* **Task directions**
For the string "LANGUAGE", search the entries below and copy every line where it appears.

* **Data**
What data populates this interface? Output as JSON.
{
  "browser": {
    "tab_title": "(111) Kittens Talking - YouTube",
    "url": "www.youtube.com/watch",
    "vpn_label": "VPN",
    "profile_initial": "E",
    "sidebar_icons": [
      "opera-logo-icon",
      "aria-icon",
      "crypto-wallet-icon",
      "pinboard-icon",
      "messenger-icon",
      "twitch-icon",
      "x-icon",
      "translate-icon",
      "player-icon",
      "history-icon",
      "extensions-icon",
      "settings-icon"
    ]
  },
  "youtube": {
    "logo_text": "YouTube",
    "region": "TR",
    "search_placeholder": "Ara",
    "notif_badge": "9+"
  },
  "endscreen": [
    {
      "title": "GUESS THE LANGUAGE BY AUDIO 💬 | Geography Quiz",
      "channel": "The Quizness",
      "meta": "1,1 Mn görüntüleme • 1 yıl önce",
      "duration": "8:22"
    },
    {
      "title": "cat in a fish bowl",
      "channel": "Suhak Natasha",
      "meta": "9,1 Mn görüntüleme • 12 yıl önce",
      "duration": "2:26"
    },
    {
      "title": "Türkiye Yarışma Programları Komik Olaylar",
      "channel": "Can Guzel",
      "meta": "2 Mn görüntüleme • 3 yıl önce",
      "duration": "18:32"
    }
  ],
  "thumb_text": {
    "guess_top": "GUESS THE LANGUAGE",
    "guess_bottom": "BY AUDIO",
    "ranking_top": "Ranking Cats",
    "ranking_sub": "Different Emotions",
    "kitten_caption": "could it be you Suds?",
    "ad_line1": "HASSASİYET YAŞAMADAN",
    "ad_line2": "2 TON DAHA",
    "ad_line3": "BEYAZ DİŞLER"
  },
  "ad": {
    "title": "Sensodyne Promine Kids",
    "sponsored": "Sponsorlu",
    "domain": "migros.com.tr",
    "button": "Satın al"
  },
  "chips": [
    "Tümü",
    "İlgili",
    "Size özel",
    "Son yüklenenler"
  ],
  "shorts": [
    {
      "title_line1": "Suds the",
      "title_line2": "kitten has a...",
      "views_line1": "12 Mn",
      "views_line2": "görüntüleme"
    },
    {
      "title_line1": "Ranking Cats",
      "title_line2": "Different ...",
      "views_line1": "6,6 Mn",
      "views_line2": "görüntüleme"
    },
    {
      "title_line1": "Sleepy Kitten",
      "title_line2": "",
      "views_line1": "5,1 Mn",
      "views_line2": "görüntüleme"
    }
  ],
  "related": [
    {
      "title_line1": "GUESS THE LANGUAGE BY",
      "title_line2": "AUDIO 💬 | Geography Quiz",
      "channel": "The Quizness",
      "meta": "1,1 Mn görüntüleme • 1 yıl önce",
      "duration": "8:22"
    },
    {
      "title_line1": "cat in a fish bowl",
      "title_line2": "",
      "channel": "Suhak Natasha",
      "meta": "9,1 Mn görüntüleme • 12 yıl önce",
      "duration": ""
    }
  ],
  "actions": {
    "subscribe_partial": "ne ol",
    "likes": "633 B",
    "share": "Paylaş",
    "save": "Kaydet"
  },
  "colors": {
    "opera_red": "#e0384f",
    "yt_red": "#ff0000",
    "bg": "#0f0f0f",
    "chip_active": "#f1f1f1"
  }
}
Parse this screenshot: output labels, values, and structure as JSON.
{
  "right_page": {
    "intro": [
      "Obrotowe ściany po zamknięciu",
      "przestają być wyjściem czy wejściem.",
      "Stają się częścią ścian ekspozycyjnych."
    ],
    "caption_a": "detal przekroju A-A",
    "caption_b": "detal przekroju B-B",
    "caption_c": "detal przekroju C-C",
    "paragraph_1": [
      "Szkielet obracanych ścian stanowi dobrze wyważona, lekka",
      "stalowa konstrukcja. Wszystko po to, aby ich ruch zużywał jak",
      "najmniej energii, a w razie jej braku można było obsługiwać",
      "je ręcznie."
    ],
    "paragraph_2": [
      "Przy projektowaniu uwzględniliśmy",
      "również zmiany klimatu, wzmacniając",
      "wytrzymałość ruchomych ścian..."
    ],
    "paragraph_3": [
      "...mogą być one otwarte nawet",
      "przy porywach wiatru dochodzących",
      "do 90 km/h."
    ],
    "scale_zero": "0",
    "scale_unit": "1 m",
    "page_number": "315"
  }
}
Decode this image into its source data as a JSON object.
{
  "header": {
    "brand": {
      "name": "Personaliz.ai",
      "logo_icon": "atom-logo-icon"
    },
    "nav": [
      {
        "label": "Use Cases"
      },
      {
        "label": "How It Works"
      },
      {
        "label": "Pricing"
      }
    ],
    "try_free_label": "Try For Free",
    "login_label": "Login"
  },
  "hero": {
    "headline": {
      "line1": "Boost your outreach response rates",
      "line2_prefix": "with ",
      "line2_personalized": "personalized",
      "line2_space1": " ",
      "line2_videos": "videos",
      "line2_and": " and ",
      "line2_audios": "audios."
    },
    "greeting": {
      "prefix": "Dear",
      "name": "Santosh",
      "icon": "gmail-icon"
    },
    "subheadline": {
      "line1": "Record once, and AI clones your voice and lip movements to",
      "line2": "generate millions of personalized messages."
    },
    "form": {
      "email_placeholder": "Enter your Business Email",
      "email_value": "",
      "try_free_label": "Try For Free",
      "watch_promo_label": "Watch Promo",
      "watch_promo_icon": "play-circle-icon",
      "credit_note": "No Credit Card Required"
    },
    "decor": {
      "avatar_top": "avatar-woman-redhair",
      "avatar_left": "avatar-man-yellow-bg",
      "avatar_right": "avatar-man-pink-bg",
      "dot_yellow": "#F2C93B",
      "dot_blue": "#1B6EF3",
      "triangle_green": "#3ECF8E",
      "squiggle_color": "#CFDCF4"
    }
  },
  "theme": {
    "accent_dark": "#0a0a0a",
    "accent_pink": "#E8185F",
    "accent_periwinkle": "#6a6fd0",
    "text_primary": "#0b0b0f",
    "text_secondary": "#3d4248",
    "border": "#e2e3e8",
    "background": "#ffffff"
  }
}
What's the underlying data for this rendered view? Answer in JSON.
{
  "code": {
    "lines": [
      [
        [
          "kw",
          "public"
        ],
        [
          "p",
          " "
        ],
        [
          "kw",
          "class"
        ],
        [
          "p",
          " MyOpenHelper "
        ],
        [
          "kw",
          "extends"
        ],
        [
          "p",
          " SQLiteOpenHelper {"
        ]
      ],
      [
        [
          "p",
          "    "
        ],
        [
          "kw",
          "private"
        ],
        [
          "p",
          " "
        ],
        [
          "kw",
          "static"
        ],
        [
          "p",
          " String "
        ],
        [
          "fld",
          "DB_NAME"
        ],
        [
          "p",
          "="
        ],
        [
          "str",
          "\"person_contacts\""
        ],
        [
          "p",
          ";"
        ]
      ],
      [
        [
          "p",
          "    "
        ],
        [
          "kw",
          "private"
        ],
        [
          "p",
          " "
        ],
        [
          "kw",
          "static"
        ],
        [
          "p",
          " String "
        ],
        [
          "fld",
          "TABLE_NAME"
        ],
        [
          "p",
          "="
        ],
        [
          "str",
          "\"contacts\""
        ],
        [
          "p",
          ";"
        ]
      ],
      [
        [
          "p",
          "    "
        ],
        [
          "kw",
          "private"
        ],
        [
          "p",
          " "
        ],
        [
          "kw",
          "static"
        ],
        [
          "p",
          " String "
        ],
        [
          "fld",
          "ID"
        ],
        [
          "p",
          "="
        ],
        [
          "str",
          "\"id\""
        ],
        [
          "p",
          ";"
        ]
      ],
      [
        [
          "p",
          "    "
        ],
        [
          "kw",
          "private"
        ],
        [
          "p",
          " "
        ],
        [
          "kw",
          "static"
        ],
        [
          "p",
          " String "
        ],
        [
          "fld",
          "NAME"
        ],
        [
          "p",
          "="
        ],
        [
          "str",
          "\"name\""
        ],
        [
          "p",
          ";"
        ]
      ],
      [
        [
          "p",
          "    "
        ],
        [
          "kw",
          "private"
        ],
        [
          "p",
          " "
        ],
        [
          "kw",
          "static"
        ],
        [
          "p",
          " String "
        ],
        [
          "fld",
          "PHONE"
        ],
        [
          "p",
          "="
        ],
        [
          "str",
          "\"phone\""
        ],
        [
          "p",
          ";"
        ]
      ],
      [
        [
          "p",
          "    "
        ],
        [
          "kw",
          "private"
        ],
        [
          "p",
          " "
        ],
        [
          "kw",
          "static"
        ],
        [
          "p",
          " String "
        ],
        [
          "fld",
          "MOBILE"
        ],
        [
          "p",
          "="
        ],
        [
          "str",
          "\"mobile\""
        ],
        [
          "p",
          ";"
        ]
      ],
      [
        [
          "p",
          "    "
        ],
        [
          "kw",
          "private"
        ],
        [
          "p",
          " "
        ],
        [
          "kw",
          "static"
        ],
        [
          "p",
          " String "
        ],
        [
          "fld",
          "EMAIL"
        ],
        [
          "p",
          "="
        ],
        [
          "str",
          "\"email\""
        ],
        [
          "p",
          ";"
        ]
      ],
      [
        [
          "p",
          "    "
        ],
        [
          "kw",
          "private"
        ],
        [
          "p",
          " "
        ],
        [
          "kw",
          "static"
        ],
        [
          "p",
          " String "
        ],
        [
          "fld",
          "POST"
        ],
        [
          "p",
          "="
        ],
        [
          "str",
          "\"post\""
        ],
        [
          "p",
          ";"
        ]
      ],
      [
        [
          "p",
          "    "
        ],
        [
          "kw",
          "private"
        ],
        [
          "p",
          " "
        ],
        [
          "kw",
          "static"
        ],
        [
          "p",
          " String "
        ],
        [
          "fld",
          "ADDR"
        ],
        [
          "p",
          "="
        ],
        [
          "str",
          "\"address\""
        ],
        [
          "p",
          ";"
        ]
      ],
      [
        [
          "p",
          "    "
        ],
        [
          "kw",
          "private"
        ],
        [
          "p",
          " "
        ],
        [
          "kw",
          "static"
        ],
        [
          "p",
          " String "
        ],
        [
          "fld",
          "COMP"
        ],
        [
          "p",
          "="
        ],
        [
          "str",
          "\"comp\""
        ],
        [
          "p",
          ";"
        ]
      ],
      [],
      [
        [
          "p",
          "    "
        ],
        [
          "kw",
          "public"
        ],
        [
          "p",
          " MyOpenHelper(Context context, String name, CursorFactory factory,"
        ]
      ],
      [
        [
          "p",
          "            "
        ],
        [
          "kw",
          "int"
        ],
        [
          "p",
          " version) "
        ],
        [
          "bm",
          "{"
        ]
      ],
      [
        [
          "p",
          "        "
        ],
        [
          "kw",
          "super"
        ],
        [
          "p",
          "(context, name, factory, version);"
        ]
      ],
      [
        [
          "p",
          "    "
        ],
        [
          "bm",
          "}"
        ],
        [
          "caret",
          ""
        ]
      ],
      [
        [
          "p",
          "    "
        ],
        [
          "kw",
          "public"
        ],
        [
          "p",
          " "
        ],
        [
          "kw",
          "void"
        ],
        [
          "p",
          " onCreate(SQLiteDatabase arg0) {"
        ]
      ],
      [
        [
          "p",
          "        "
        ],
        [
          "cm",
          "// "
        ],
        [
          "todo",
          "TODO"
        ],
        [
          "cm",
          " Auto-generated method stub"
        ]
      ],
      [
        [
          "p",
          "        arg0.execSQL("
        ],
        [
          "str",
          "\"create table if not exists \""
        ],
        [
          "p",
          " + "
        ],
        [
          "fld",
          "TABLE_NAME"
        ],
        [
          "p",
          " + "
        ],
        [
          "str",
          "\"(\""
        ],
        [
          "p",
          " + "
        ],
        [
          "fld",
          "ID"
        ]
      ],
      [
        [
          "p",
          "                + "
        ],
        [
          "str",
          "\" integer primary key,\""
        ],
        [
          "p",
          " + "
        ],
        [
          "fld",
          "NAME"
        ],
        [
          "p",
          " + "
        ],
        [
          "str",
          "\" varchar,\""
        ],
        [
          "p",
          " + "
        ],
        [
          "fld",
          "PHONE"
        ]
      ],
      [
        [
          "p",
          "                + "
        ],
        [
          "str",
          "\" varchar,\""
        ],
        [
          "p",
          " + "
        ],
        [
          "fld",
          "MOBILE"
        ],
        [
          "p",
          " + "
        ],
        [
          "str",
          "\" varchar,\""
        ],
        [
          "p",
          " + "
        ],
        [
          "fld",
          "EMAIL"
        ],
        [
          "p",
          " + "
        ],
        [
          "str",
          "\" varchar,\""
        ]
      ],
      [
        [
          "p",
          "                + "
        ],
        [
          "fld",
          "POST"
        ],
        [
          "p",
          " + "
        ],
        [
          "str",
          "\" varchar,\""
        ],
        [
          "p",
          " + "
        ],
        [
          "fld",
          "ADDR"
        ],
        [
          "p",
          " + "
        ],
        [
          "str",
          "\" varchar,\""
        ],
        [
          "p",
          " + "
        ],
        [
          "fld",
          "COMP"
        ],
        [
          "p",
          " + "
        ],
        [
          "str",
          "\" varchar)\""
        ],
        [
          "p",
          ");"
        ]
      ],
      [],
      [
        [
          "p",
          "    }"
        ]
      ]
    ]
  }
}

* **Output**
      "title": "GUESS THE LANGUAGE BY AUDIO 💬 | Geography Quiz",
    "guess_top": "GUESS THE LANGUAGE",
      "title_line1": "GUESS THE LANGUAGE BY",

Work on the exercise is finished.